Biden Orders Stopgap Help Amid Talks 01/22 06:18
President Joe Biden plans to take executive action Friday to provide a
stopgap measure of financial relief to millions of Americans while Congress
begins to consider his much larger $1.9 trillion package to help those affected
by the coronavirus pandemic.
BALTIMORE (AP) -- President Joe Biden plans to take executive action Friday
to provide a stopgap measure of financial relief to millions of Americans while
Congress begins to consider his much larger $1.9 trillion package to help those
affected by the coronavirus pandemic.
The two executive orders that Biden is to sign would increase food aid,
protect job seekers on unemployment and clear a path for federal workers and
contractors to get a $15 hourly minimum wage.
"The American people cannot afford to wait," said Brian Deese, director of
the White House National Economic Council. "So many are hanging by a thread.
They need help, and we're committed to doing everything we can to provide that
help as quickly as possible."
Deese emphasized that the orders are not substitutes for the additional
stimulus that Biden says is needed beyond the $4 trillion in aid that has
already been approved, including $900 billion this past December. Several
Republican lawmakers have voiced opposition to provisions in Biden's plan for
direct payments to individuals, state and local government aid and a $15 hourly
minimum wage nationwide.
Most economists believe the United States can rebound with strength once
people are vaccinated from the coronavirus, but the situation is still dire as
the disease has closed businesses and schools. Nearly 10 million jobs have been
lost since last February, and nearly 30 million households lack secure access
One of Biden's orders asks the Agriculture Department to consider adjusting
the rules for food assistance, so that the government could be obligated to
provide more money to the hungry.
Children who are unable to get school meals because of remote learning could
receive a 15% increase in food aid, according to a fact sheet provided by the
White House. The lowest-income households could qualify for the emergency
benefits from the Supplemental Nutrition Assistance Program. And the formula
for calculating meal costs could become more generous.
The order also tries to make it easier for people to claim direct payments
from prior aid packages and other benefits. In addition, it would create a
guarantee that workers could still collect unemployment benefits if they refuse
to take a job that could jeopardize their health.
Biden's second executive order would restore union bargaining rights revoked
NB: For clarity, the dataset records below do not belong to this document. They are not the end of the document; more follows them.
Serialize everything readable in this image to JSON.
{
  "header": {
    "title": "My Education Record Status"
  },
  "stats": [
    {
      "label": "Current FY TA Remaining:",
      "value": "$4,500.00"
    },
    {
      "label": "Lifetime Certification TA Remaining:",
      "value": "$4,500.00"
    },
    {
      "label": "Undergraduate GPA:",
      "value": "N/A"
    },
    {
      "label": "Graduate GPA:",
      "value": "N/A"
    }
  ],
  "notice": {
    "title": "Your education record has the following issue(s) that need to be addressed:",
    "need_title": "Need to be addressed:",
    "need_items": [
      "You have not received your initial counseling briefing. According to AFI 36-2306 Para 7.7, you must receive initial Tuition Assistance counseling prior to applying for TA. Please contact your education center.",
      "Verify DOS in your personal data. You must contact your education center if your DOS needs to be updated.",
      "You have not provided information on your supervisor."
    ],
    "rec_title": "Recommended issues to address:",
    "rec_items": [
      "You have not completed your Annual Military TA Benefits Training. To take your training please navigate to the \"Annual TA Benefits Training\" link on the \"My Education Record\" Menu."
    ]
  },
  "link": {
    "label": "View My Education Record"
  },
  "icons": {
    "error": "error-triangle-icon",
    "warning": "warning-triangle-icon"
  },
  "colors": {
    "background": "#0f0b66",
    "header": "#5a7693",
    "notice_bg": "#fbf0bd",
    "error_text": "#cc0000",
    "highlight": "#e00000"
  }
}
by the Trump administration, protect the civil service system and promote a $15
hourly minimum wage for all federal workers. The Democratic president also
plans to start a 100-day process for the federal government to require its
contractors to pay at least $15 an hour and provide emergency paid leave to
workers, which could put pressure on other private employers to boost their
wages and benefits.
These orders arrive as the Biden White House has declined to provide a
timeline for getting its proposed relief package through, saying that officials
are beginning to schedule meetings with lawmakers to discuss the proposal.
White House press secretary Jen Psaki said at a Thursday briefing that the
proposal has support ranging from democratic socialist Sen. Bernie Sanders to
the U.S. Chamber of Commerce.
But not all components of the package are popular among Republicans, and
that could delay passage in ways that could injure the economy. Psaki stressed
that Biden wants any deal to be bipartisan and that the process of meeting with
lawmakers to talk through the plan is just beginning.
Biden must balance the need for immediate aid against the risk of prolonged
negotiations. Psaki said that Biden would not take options off the table but
later added, "Part of the discussion we'll be having with members is, what do
you want to cut?"
Neil Bradley, chief policy officer at the Chamber, told reporters Thursday
that Congress should act fast to approve the roughly $400 billion for national
vaccination and reopening schools and other elements of the plan with
bipartisan support, rather than drag out negotiations.
"We're not going to let areas of disagreement prevent progress on areas
where we can find common ground," Bradley said. "We cannot afford six months to
get the vaccination process working right. ... We can't even wait six weeks to
get vaccinations distributed and schools reopened."